– Publicly funded research is paying towards security systems that the EU is inviting major multinationals to put together to keep unwanted migrants out.
The new EU approach to border security started to be implemented in 2004 with the setting up of the European Security Research Programme (ESRP). This went on to become a part of the EU’s 7th Framework Research Programme (FP7) under the current seven-year EU budget for 2007-2013.
The ESRP and FP7 have been increasingly used to finance research for the development of EUROSUR and ‘Smart Borders’ – two critical measures to toughen EU borders.
EUROSUR is the European External Border Surveillance System meant to enhance cooperation between border control agencies of EU member states and to promote surveillance of EU’s external borders by Frontex, the EU border agency.
‘Smart Borders’ will put in place an ‘Entry-Exit System’ (EES) to identify visa over-stayers, and establish a Registered Traveller Programme (RTP) to enable pre-vetted individuals to cross borders faster. The system would rely heavily on use of biometrics and on the collection of a huge database of personal information.
Major weapons and security equipment manufacturers have been members from the start of boards advising the European Commission on research to be financed from ESRP and FP7.
According to ‘Borderline’, a critical study of the EU’s new border surveillance and control system published by the Heinrich Boll Foundation, the corporations Finmeccanica, Thales, EADS (a European corporation including Airbus, Astrium, Cassidian and Eurocopter), and Sagem, as well as industry lobby groups have been members of successive European Security Research advisory boards, alongside Frontex and national border control authorities.
In 2006, the European Security Research Advisory Board was co-chaired by an EADS director Markus Hellenthal, who then went on to work for Thales.
In 2007, the European Security Research and Innovation Forum brought industry and European policy makers together again, this time to create a 20-year vision for the ESRP, according to the Borderline report. This ‘Working Forum 3’ was chaired by Frontex, with Italian producer Finmeccanica as Rapporteur.
The Forum developed the integrated borders management concept and advised that the development of affordable equipment for this task be a priority for EU member states.
According to the European Commission, industry was not predominant on these boards: the FP7 advisory group, the EC wrote in an email response to IPS, included representatives from the German and Polish civil protection services, national authorities, universities and research institutes, and the Israeli Red Cross.
But companies on the advisory board benefited from the security research funds from FP7 programme. These funds allocated significant sums to EUROSUR and to the ‘Smart Borders’ development.
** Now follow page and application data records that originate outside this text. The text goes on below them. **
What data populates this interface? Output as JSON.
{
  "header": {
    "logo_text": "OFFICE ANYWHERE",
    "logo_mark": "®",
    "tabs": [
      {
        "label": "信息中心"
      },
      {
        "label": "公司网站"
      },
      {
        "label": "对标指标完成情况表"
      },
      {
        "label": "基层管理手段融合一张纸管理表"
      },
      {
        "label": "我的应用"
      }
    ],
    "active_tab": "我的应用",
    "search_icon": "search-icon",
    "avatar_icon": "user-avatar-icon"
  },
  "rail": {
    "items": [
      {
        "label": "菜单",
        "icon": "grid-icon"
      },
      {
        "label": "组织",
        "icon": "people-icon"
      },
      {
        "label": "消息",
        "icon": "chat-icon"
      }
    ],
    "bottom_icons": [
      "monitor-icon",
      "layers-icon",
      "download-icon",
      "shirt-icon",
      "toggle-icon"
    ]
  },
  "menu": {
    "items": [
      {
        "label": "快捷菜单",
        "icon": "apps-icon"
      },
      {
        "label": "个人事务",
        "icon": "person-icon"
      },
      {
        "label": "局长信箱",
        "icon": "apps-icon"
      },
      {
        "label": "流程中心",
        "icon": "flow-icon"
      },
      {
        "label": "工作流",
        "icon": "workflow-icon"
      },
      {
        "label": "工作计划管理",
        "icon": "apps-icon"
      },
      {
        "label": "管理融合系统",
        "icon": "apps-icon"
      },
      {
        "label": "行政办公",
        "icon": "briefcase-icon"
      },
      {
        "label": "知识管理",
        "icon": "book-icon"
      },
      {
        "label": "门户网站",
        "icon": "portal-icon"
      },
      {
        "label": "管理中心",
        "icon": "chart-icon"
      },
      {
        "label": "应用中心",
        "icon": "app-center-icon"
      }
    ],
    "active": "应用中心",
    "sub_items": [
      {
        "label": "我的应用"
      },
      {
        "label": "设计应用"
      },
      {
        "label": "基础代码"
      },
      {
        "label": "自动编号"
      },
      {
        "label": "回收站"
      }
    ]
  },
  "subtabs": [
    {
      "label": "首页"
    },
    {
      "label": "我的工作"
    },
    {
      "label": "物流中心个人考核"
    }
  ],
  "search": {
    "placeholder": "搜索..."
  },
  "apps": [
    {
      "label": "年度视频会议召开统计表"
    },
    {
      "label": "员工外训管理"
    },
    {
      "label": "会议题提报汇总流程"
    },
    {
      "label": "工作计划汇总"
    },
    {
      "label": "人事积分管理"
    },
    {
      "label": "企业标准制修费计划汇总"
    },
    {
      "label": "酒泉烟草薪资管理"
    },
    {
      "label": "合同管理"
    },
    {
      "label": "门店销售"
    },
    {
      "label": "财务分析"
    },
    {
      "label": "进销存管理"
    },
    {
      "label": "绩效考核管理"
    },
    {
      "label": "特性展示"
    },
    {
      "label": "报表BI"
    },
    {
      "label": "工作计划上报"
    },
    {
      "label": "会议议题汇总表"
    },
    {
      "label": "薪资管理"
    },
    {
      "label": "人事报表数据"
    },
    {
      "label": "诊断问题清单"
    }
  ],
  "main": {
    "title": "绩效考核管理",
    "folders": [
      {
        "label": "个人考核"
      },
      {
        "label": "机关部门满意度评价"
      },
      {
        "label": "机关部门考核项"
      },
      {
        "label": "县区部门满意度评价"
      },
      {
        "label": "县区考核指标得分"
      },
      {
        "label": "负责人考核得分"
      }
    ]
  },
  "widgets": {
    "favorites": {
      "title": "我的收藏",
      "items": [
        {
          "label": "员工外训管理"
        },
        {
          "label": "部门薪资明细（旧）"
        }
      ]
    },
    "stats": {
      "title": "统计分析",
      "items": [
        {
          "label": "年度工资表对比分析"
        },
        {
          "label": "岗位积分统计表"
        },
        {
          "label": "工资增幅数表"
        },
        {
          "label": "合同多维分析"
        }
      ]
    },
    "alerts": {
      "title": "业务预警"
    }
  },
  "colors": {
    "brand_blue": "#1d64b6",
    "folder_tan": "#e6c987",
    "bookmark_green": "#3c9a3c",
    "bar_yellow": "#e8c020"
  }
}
PERSEUS (Protection of European Seas and Borders through the intelligent use of surveillance) worth 43.6 million euros is implemented by EADS and Boeing subsidiaries among others; OPARUS (Open Architecture for Unmanned Aerial Vehicle-based Surveillance System), worth 1.4 million euros, has as its beneficiaries Sagem, BAE Systems, IAI and two Thales subsidiaries; SEABILLA (Sea Border Surveillance) worth 15.5 million euros benefits Thales, Sagem and BAE subsidiaries.
Approximately 200 million euros were allocated to “intelligent surveillance and border security” from FP7. The security branches of major producers such as Thales, BAE, IAI or EADS usually benefited from these funds, in partnership with research institutes among other actors.
As the research projects were being implemented, Frontex has been creating opportunities for national border control authorities, European Commission representatives and industry players to meet routinely and to exchange views on what equipment may be necessary to member states to implement EUROSUR and ‘Smart Borders’.
“We do not do any research ourselves,” Edgar Beugels, Director of Research and Development at Frontex told IPS on the sidelines of a business-end users conference on ‘Smart Borders’ in September in Warsaw.
“We rely on research done by others – international research agencies, industry, universities, member states – we try to find out what they are doing and pass this to our end users (national border authorities and the Commission). Meanwhile, we collect a wish list from end users and transfer that back to the research community.”
At the Warsaw event, national authorities spoke about their border control plans in the main conference room while companies presented technology suited for those plans on the sidelines. Apart from such exhibitions, Frontex – which is the coordinator for EUROSUR – organises demonstrations where bigger equipment can be tested.
Frontex spokespersons interviewed by IPS did not deny that ideas for research projects submitted later to FP7 could be born during the conferences they sponsor, but said the agency does not play an active role in this process.
Responding to questions from IPS whether convergence between industry and the Commission on security equipment research and promotion and acquisitions by member states constitutes a conflict of interest, the European Commission said: “Industry representatives are quintessential for a technology oriented theme such as the Security Theme. It is not possible to get an expertise on the technical feasibility of a research project without industry representation.
“The implementation of a research project is not feasible without a company that can turn the theoretical analysis into a functioning technology,” stated the office of Marco Malacarne, head of Security Research and Industry in the Directorate General Enterprise at the European Commission, in a written response to IPS. “Initiating security research without technological partners would be an inexcusable waste of public money.”
But others doubt that this link between EU institutions and business is useful or necessary. “What we are witnessing here is an unholy alliance between business interests and political hardliners,” Ska Keller, member of the European Parliament told IPS. “Surveillance technology is the wrong answer to migration challenges. The way forward is not drones but improved, Europe-wide standards for asylum seekers and more solidarity and burden-sharing among member states.”
The European Commission clarified in a letter to IPS that the way Frontex is involved in the creation of EUROSUR and the promotion of market ready security equipment is entirely within the limits of European legislation.
The industry’s participation in the new border regime does not have a military aspect, the Commission letter says. Instead of any conflict of interest in the convergence of the industry with the Commission and Frontex over the development and production of security-oriented equipment, the Commission sees a legal obligation of the European Union to support its industry (although some of the companies are not entirely or at all European).
The full EU response to an earlier draft of this report can be read here.